Houses with large areas of glazing facing south, west or east may still achieve 6-Star but are then likely to incur higher construction costs and on-going heating costs for the occupants.
Consider the envelope of the house
The design and construction of the house’s envelope – roof, external walls and floors – will have an effect on the thermal comfort of a house. To achieve a 6-Star rating, the following is required:
•insulation of roofs and ceilings
•insulation under suspended floors and also slabs on ground.It is recommended that slab edges be also insulated due to thermal bridging, as concrete itself has very poor insulation qualities.
•selection of appropriate glazing systems (windows and doors).Glazing is the weakest area of a home as far as energy efficiency goes, theefore it pays to spend as much money as you can afford on windows.I provide expert advice on glazing types and also energy efficient window frames.(Standard aluminium frames are best to be avoided due to their ability to allow heat and cold to travel directly through the frame, resulting in extremely poor enegy efficiency.

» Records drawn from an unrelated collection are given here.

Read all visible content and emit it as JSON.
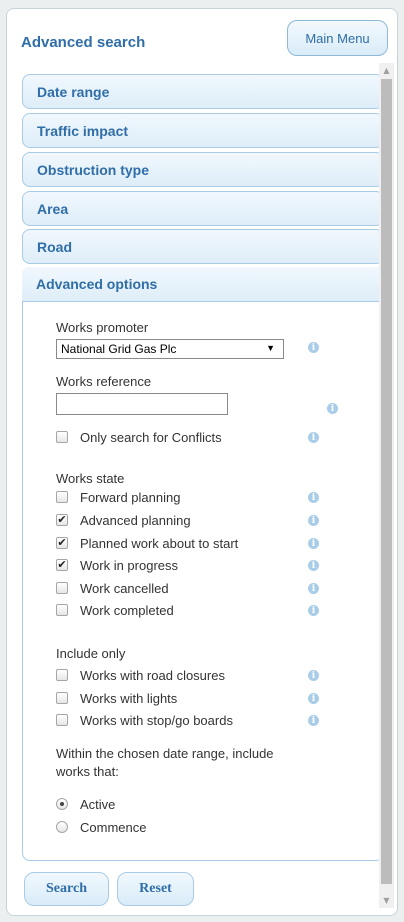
{
  "panel": {
    "title": "Advanced search",
    "main_menu_label": "Main Menu"
  },
  "sections": [
    {
      "label": "Date range"
    },
    {
      "label": "Traffic impact"
    },
    {
      "label": "Obstruction type"
    },
    {
      "label": "Area"
    },
    {
      "label": "Road"
    },
    {
      "label": "Advanced options"
    }
  ],
  "advanced": {
    "works_promoter_label": "Works promoter",
    "works_promoter_value": "National Grid Gas Plc",
    "works_reference_label": "Works reference",
    "works_reference_value": "",
    "conflicts_label": "Only search for Conflicts",
    "conflicts_checked": false,
    "works_state_label": "Works state",
    "works_state": [
      {
        "label": "Forward planning",
        "checked": false
      },
      {
        "label": "Advanced planning",
        "checked": true
      },
      {
        "label": "Planned work about to start",
        "checked": true
      },
      {
        "label": "Work in progress",
        "checked": true
      },
      {
        "label": "Work cancelled",
        "checked": false
      },
      {
        "label": "Work completed",
        "checked": false
      }
    ],
    "include_only_label": "Include only",
    "include_only": [
      {
        "label": "Works with road closures",
        "checked": false
      },
      {
        "label": "Works with lights",
        "checked": false
      },
      {
        "label": "Works with stop/go boards",
        "checked": false
      }
    ],
    "date_range_note_line1": "Within the chosen date range, include",
    "date_range_note_line2": "works that:",
    "radio_options": [
      {
        "label": "Active",
        "selected": true
      },
      {
        "label": "Commence",
        "selected": false
      }
    ]
  },
  "footer": {
    "search_label": "Search",
    "reset_label": "Reset"
  },
  "icons": {
    "info": "i",
    "checkmark": "✔",
    "dropdown": "▼",
    "scroll_up": "▲",
    "scroll_down": "▼"
  },
  "colors": {
    "accent": "#2f6ea8",
    "header_bg": "#deedf8",
    "info_icon": "#a9cde8"
  }
}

Choose thermally broken aluminium,timber, upvc or pultruded fibreglass for the greatest enegy efficiency)
•consideration of the number and size of roof lights (skylights) and ceiling penetrations including downlights. Ventilated downlights are best avoided due to required insulation gaps and also air leakage.
•sealing of openings and gaps to prevent draughts and covering of disused fireplaces(A Blower Door Test will verify if your home is sufficiently draught proofed)
•The Australian Building Codes Board (includes Tasmanian Climate Zone Map) http://www.abcb.gov.au
•Nationwide House Energy Rating Scheme (NatHERS) http://www.nathers.gov.au
•Commonwealth Government Department of Climate Change http://www.climatechange.gov.au
•Living Greener http://www.livinggreener.gov.au
•Tasmanian Government Energy Efficiency site “Earn Your Stars” http://www.climatechange.tas.gov.au